TRY IT:
Repeat the entries below word for word, though any picture in them should be dropped.

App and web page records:
*** Begin section ***
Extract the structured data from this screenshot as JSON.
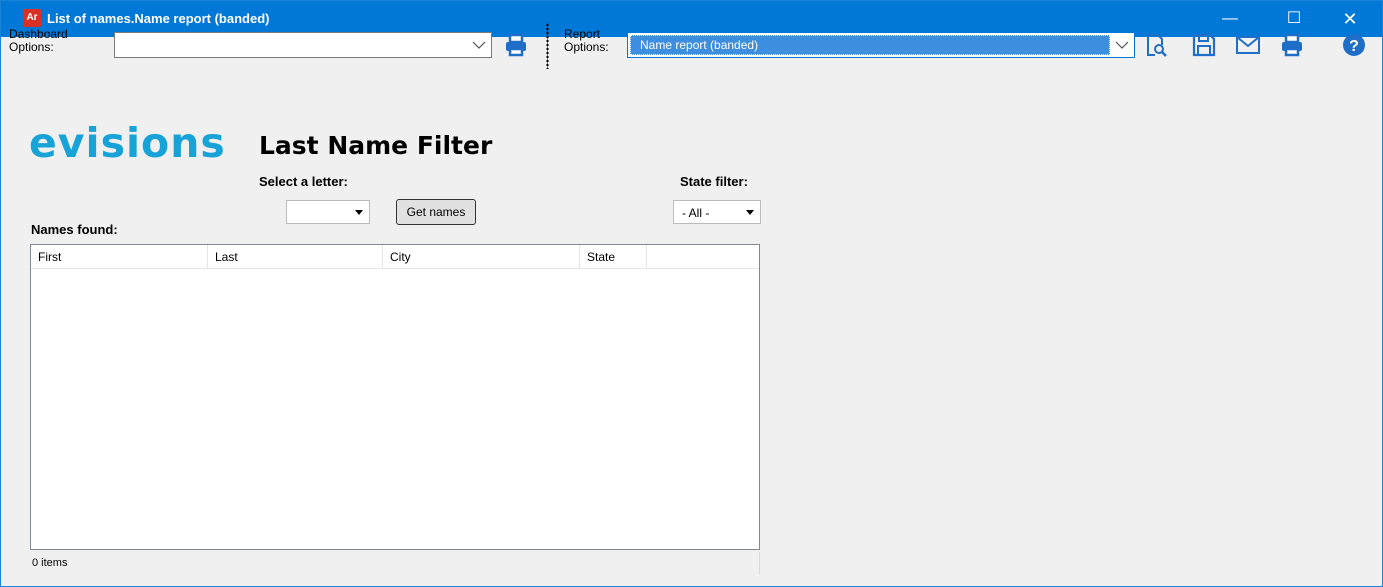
{
  "window": {
    "app_badge": "Ar",
    "title": "List of names.Name report (banded)",
    "controls": {
      "minimize": "—",
      "maximize": "☐",
      "close": "✕"
    }
  },
  "toolbar": {
    "dashboard_options_label_line1": "Dashboard",
    "dashboard_options_label_line2": "Options:",
    "dashboard_options_value": "",
    "report_options_label_line1": "Report",
    "report_options_label_line2": "Options:",
    "report_options_value": "Name report (banded)",
    "icons": [
      "print-icon",
      "preview-icon",
      "save-icon",
      "email-icon",
      "print-icon",
      "help-icon"
    ]
  },
  "content": {
    "logo": "evisions",
    "heading": "Last Name Filter",
    "select_letter_label": "Select a letter:",
    "letter_value": "",
    "get_names_button": "Get names",
    "state_filter_label": "State filter:",
    "state_value": "- All -",
    "names_found_label": "Names found:",
    "columns": [
      "First",
      "Last",
      "City",
      "State"
    ],
    "rows": [],
    "status": "0 items"
  },
  "colors": {
    "titlebar": "#0078d7",
    "accent_icon": "#1f6ec7",
    "logo": "#17a3d8",
    "selection": "#3e8ee0"
  }
}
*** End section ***
REPLY:
Extract the structured data from this screenshot as JSON.
{
  "window": {
    "app_badge": "Ar",
    "title": "List of names.Name report (banded)",
    "controls": {
      "minimize": "—",
      "maximize": "☐",
      "close": "✕"
    }
  },
  "toolbar": {
    "dashboard_options_label_line1": "Dashboard",
    "dashboard_options_label_line2": "Options:",
    "dashboard_options_value": "",
    "report_options_label_line1": "Report",
    "report_options_label_line2": "Options:",
    "report_options_value": "Name report (banded)",
    "icons": [
      "print-icon",
      "preview-icon",
      "save-icon",
      "email-icon",
      "print-icon",
      "help-icon"
    ]
  },
  "content": {
    "logo": "evisions",
    "heading": "Last Name Filter",
    "select_letter_label": "Select a letter:",
    "letter_value": "",
    "get_names_button": "Get names",
    "state_filter_label": "State filter:",
    "state_value": "- All -",
    "names_found_label": "Names found:",
    "columns": [
      "First",
      "Last",
      "City",
      "State"
    ],
    "rows": [],
    "status": "0 items"
  },
  "colors": {
    "titlebar": "#0078d7",
    "accent_icon": "#1f6ec7",
    "logo": "#17a3d8",
    "selection": "#3e8ee0"
  }
}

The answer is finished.